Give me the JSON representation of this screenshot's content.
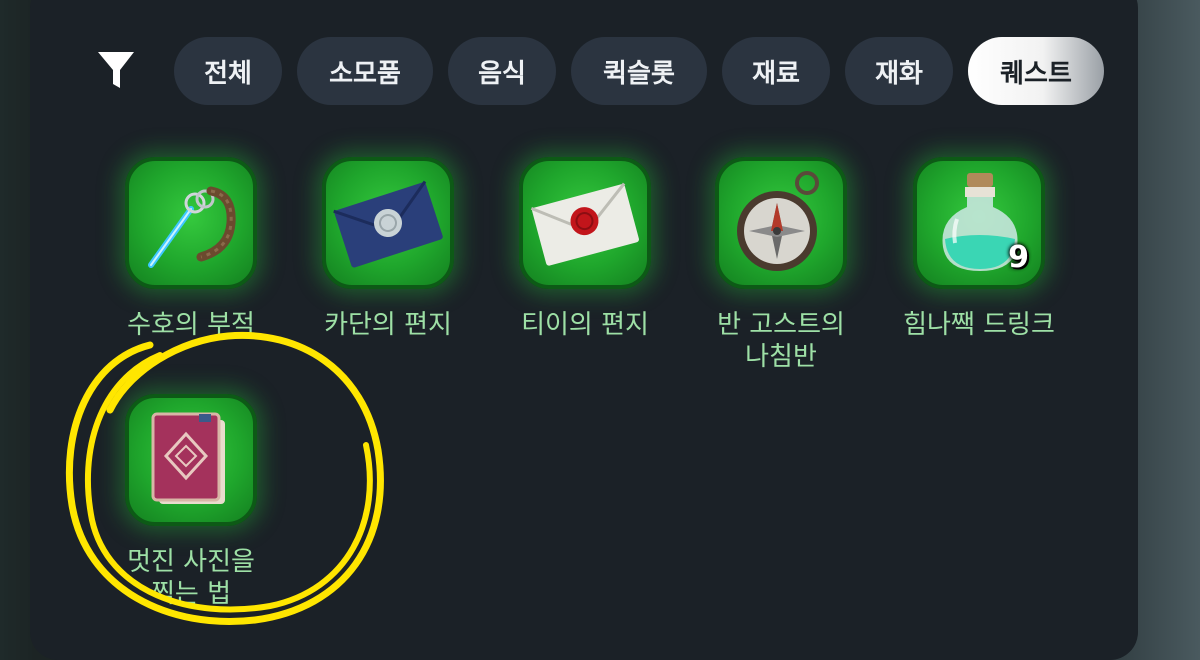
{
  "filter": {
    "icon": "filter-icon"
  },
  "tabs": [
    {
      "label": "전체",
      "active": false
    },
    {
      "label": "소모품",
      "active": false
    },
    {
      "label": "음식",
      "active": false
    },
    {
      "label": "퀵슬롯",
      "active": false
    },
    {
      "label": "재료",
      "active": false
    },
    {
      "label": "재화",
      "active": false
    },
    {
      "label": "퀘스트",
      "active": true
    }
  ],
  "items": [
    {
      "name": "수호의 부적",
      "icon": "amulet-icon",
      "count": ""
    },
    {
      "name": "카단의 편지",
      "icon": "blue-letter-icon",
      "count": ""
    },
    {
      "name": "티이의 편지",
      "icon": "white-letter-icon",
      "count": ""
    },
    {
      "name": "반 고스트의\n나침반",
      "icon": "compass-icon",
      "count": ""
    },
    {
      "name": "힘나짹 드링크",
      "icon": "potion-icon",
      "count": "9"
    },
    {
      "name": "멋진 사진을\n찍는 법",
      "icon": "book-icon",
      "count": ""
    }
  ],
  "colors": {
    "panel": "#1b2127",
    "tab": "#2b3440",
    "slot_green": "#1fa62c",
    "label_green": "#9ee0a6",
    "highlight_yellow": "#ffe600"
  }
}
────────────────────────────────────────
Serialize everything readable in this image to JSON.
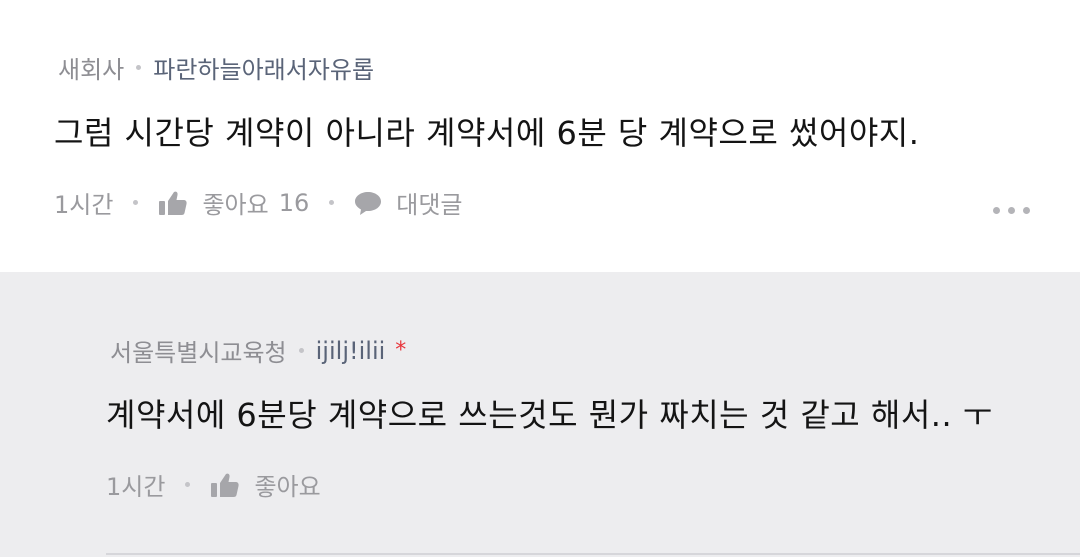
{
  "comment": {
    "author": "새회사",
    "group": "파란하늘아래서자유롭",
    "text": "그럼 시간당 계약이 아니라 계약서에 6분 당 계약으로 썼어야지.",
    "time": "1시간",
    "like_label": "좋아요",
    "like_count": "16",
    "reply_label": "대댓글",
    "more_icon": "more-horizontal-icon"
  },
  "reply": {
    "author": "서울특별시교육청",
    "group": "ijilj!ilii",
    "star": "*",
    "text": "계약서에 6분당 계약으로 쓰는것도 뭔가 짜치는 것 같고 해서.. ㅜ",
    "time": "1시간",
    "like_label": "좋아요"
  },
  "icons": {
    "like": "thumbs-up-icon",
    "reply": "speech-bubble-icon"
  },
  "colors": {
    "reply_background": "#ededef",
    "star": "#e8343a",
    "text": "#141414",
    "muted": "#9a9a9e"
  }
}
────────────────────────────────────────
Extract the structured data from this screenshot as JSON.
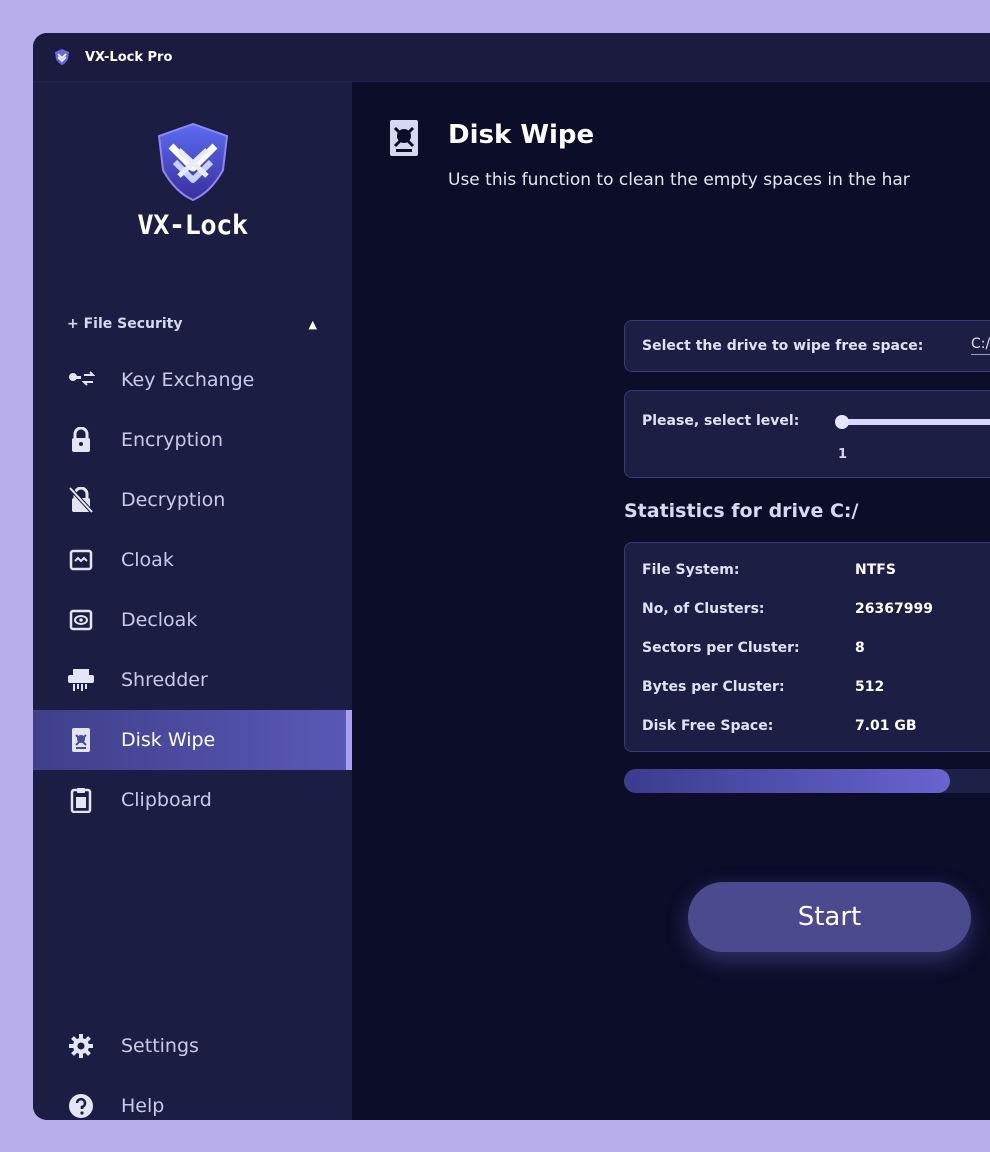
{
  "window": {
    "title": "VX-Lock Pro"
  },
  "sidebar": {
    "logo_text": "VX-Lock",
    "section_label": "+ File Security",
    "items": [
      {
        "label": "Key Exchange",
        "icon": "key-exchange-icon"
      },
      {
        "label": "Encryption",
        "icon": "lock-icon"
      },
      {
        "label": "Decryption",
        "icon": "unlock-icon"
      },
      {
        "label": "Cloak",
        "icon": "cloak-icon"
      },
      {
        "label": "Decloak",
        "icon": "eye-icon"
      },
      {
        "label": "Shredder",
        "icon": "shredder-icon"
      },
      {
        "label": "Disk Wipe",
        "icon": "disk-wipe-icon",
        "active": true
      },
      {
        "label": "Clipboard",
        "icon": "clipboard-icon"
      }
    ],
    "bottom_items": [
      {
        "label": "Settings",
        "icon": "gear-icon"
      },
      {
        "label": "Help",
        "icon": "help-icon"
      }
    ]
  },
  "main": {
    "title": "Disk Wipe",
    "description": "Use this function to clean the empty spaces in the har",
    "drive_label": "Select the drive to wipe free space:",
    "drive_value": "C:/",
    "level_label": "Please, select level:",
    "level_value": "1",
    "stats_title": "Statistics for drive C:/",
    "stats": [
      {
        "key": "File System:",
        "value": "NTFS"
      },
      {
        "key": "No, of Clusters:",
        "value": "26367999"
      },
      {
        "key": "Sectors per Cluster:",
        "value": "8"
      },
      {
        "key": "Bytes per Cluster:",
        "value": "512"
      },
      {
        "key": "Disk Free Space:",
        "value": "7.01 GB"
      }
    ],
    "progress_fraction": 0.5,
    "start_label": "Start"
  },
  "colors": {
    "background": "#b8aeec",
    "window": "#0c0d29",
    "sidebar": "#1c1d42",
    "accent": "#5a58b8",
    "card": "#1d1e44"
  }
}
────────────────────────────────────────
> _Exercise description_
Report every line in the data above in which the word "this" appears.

> _The completed task_
Give me the JSON representation of this screenshot's content.
Serialize everything readable in this image to JSON.
Extract the structured data from this screenshot as JSON.
    "description": "Use this function to clean the empty spaces in the har",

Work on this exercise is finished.